TRY IT:
Gather, from the data below, each line in which the word "description" occurs.

DATA TO USE:
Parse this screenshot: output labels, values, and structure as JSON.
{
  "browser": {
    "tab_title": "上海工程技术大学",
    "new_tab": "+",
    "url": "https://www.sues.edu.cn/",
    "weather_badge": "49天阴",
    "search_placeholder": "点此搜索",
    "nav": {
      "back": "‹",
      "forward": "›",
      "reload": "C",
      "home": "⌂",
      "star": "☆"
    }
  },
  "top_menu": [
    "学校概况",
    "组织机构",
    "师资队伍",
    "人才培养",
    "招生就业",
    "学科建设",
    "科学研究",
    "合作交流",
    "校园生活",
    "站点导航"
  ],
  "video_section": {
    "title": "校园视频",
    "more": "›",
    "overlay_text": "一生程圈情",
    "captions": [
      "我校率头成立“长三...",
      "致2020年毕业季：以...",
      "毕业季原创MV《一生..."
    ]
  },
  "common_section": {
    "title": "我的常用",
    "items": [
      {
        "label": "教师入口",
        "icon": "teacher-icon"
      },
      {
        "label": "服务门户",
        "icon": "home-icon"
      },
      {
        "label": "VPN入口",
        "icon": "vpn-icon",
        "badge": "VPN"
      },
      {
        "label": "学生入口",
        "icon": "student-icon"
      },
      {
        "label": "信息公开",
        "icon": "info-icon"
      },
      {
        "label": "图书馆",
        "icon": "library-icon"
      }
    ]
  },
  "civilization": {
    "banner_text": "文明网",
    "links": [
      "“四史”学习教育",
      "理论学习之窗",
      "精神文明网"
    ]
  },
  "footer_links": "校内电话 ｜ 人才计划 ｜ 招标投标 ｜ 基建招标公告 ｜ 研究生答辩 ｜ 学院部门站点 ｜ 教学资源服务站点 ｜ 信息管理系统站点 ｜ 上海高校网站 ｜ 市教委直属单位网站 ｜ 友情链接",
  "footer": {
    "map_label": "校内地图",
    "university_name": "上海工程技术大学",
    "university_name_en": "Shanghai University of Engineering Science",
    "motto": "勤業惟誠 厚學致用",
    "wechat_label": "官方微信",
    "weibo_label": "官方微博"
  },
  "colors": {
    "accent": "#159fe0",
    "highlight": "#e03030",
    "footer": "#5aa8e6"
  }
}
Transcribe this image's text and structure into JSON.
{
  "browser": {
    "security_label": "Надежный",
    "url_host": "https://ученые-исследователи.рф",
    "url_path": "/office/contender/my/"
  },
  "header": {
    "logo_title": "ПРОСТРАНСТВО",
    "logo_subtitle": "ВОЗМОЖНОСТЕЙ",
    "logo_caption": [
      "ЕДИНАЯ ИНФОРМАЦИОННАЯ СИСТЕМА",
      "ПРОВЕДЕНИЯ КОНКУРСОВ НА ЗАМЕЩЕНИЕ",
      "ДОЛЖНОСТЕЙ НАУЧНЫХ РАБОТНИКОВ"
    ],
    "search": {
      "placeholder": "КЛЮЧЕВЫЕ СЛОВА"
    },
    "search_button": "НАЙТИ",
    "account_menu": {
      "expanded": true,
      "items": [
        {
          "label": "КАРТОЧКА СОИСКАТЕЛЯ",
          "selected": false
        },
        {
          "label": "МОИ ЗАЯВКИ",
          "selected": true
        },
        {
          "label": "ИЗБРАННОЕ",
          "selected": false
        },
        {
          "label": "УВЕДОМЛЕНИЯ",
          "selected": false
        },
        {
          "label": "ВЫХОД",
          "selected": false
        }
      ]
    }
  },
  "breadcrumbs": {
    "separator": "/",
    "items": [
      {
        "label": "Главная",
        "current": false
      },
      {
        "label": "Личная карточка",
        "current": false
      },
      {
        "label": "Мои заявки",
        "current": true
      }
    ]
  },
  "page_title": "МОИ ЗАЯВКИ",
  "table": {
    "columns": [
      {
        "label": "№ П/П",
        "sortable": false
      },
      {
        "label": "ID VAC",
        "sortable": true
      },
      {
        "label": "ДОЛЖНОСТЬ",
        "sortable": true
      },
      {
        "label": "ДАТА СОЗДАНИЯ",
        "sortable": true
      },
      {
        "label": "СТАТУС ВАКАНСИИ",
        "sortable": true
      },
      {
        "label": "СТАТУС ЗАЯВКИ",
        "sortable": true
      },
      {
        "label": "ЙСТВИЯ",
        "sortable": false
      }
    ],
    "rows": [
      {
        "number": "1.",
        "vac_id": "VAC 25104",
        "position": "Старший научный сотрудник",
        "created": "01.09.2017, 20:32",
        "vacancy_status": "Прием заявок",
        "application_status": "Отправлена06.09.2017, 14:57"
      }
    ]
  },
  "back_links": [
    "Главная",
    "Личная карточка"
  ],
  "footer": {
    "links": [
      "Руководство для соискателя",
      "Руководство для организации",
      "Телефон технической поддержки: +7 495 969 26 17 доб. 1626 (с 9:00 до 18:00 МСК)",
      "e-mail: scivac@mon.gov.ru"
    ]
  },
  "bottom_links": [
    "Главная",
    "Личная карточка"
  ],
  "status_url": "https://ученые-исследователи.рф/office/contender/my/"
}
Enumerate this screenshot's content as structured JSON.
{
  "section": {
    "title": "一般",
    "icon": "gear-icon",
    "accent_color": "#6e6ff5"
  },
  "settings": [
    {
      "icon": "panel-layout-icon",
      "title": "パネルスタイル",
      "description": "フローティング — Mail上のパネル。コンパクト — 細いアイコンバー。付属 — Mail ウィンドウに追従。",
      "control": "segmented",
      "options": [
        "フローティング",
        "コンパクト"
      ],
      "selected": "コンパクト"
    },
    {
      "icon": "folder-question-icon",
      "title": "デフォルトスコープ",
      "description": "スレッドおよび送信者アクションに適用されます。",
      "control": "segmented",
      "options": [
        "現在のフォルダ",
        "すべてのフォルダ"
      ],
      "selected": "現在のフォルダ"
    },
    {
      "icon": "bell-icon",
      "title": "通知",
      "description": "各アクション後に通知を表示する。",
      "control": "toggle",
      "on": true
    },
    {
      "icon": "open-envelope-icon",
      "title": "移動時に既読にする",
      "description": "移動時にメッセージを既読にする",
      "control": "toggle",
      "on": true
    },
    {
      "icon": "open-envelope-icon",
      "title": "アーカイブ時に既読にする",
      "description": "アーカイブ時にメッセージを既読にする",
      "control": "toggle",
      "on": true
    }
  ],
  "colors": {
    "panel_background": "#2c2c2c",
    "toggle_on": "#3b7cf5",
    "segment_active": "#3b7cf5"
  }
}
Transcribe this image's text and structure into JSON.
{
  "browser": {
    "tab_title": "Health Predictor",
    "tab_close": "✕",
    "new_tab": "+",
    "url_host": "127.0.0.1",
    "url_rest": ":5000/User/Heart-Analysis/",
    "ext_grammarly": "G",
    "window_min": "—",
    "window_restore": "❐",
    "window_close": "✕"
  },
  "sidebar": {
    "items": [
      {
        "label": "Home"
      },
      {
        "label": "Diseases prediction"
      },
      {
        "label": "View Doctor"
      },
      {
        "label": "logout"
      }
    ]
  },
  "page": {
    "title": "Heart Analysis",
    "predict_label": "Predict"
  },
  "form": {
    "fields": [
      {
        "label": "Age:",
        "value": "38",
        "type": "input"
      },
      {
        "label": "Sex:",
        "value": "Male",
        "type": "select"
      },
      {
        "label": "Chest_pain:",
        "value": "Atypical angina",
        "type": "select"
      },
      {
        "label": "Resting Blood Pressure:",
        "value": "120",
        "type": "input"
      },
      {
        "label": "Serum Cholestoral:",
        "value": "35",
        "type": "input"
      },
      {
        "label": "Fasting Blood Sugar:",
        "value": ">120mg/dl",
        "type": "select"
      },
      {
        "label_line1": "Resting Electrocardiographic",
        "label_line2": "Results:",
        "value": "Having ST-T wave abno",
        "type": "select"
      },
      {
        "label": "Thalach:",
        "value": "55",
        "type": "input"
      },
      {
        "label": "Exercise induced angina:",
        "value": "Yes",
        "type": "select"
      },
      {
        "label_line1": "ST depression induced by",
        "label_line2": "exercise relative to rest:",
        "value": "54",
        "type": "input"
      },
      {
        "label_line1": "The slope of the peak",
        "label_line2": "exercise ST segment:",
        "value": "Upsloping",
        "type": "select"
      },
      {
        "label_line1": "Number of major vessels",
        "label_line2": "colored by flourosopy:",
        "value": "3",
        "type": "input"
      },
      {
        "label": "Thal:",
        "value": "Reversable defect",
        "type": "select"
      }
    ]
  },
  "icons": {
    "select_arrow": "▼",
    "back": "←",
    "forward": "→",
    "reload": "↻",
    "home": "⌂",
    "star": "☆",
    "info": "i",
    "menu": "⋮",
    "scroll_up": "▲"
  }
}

RESPONSE TO THIS TASK:
      "description": "フローティング — Mail上のパネル。コンパクト — 細いアイコンバー。付属 — Mail ウィンドウに追従。",
      "description": "スレッドおよび送信者アクションに適用されます。",
      "description": "各アクション後に通知を表示する。",
      "description": "移動時にメッセージを既読にする",
      "description": "アーカイブ時にメッセージを既読にする",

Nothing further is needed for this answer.